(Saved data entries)
·····

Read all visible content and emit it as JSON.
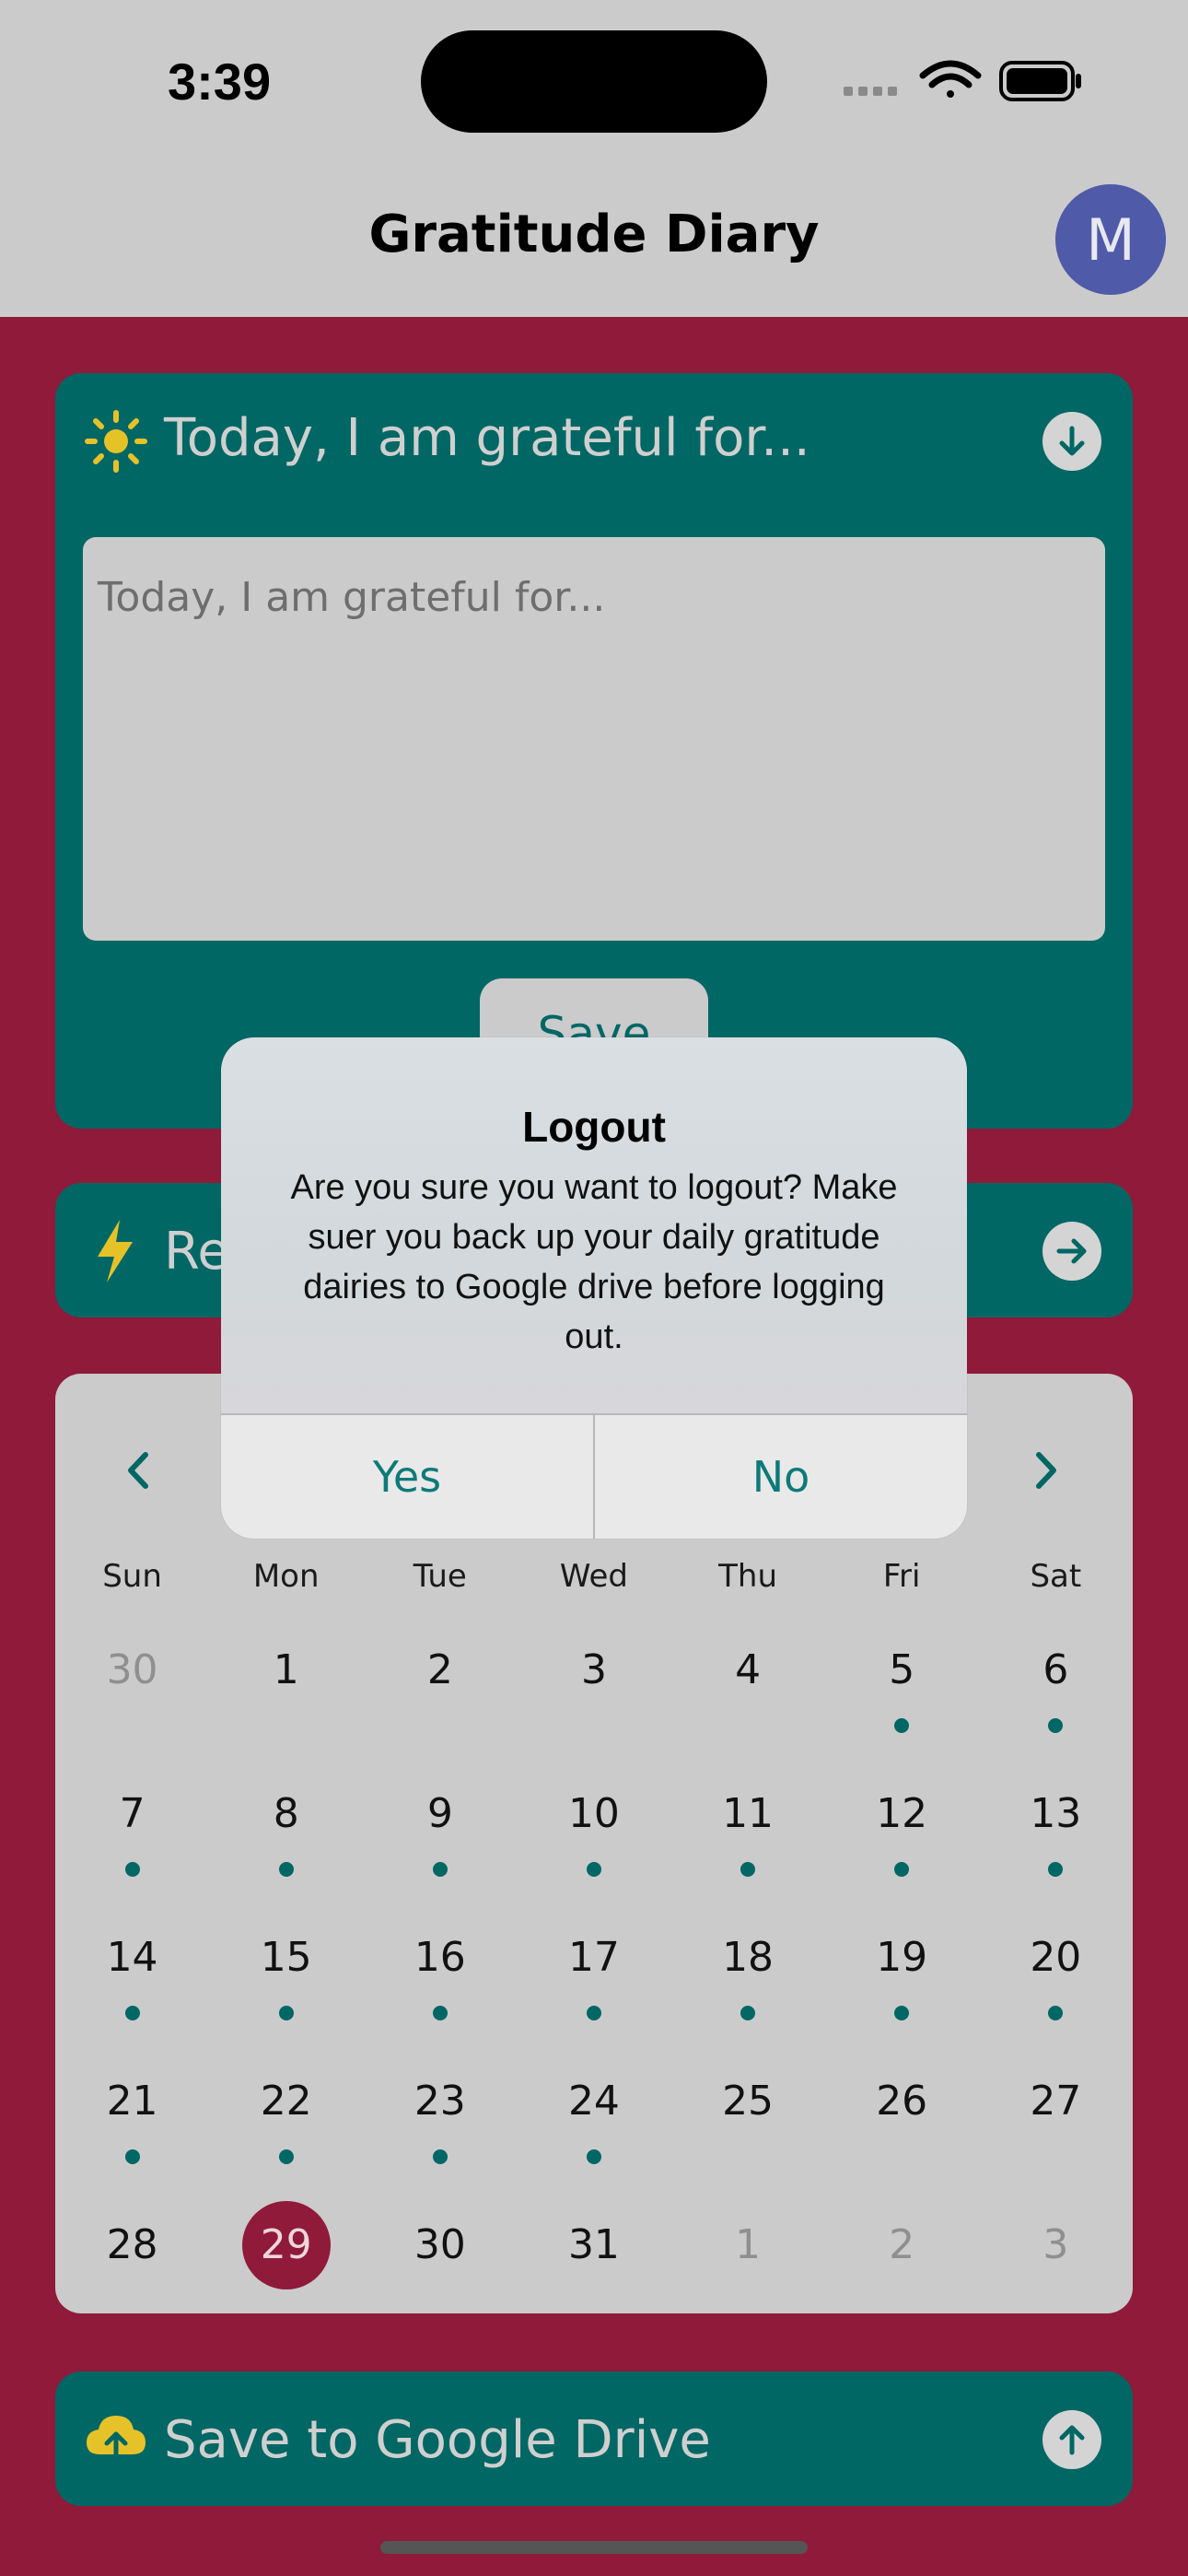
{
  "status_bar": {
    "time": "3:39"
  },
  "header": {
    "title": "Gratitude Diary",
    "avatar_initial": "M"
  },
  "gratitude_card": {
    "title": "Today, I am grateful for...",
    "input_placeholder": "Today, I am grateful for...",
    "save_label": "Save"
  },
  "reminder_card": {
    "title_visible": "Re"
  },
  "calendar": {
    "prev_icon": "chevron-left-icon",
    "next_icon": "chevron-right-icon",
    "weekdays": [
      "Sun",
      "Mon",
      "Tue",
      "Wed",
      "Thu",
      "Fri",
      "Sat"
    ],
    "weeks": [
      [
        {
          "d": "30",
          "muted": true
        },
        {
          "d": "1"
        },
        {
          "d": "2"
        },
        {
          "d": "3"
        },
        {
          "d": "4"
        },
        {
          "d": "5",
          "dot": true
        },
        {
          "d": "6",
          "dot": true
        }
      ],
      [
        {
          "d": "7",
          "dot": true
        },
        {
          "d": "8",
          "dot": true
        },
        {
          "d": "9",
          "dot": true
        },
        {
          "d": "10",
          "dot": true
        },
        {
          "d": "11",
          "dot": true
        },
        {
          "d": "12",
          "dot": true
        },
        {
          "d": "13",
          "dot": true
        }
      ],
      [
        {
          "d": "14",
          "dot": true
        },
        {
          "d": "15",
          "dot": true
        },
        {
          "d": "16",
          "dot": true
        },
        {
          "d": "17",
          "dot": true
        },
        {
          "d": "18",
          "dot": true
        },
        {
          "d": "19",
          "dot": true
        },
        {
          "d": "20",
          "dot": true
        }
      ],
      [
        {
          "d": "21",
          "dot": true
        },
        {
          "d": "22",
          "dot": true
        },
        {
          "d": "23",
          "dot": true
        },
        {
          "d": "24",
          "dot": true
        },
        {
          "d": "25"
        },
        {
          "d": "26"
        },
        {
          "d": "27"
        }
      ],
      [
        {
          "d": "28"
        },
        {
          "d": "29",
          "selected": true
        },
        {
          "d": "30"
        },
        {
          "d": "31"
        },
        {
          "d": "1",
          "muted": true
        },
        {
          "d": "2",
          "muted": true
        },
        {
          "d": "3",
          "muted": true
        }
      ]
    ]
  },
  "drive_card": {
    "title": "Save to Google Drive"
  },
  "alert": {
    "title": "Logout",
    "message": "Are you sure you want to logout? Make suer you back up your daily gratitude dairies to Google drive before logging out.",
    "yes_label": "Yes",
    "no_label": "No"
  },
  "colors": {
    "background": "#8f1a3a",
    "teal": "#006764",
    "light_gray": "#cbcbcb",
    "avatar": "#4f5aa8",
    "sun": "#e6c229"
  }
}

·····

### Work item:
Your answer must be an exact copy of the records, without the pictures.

### Problem solution:
Read all visible content and emit it as JSON.
{
  "status_bar": {
    "time": "3:39"
  },
  "header": {
    "title": "Gratitude Diary",
    "avatar_initial": "M"
  },
  "gratitude_card": {
    "title": "Today, I am grateful for...",
    "input_placeholder": "Today, I am grateful for...",
    "save_label": "Save"
  },
  "reminder_card": {
    "title_visible": "Re"
  },
  "calendar": {
    "prev_icon": "chevron-left-icon",
    "next_icon": "chevron-right-icon",
    "weekdays": [
      "Sun",
      "Mon",
      "Tue",
      "Wed",
      "Thu",
      "Fri",
      "Sat"
    ],
    "weeks": [
      [
        {
          "d": "30",
          "muted": true
        },
        {
          "d": "1"
        },
        {
          "d": "2"
        },
        {
          "d": "3"
        },
        {
          "d": "4"
        },
        {
          "d": "5",
          "dot": true
        },
        {
          "d": "6",
          "dot": true
        }
      ],
      [
        {
          "d": "7",
          "dot": true
        },
        {
          "d": "8",
          "dot": true
        },
        {
          "d": "9",
          "dot": true
        },
        {
          "d": "10",
          "dot": true
        },
        {
          "d": "11",
          "dot": true
        },
        {
          "d": "12",
          "dot": true
        },
        {
          "d": "13",
          "dot": true
        }
      ],
      [
        {
          "d": "14",
          "dot": true
        },
        {
          "d": "15",
          "dot": true
        },
        {
          "d": "16",
          "dot": true
        },
        {
          "d": "17",
          "dot": true
        },
        {
          "d": "18",
          "dot": true
        },
        {
          "d": "19",
          "dot": true
        },
        {
          "d": "20",
          "dot": true
        }
      ],
      [
        {
          "d": "21",
          "dot": true
        },
        {
          "d": "22",
          "dot": true
        },
        {
          "d": "23",
          "dot": true
        },
        {
          "d": "24",
          "dot": true
        },
        {
          "d": "25"
        },
        {
          "d": "26"
        },
        {
          "d": "27"
        }
      ],
      [
        {
          "d": "28"
        },
        {
          "d": "29",
          "selected": true
        },
        {
          "d": "30"
        },
        {
          "d": "31"
        },
        {
          "d": "1",
          "muted": true
        },
        {
          "d": "2",
          "muted": true
        },
        {
          "d": "3",
          "muted": true
        }
      ]
    ]
  },
  "drive_card": {
    "title": "Save to Google Drive"
  },
  "alert": {
    "title": "Logout",
    "message": "Are you sure you want to logout? Make suer you back up your daily gratitude dairies to Google drive before logging out.",
    "yes_label": "Yes",
    "no_label": "No"
  },
  "colors": {
    "background": "#8f1a3a",
    "teal": "#006764",
    "light_gray": "#cbcbcb",
    "avatar": "#4f5aa8",
    "sun": "#e6c229"
  }
}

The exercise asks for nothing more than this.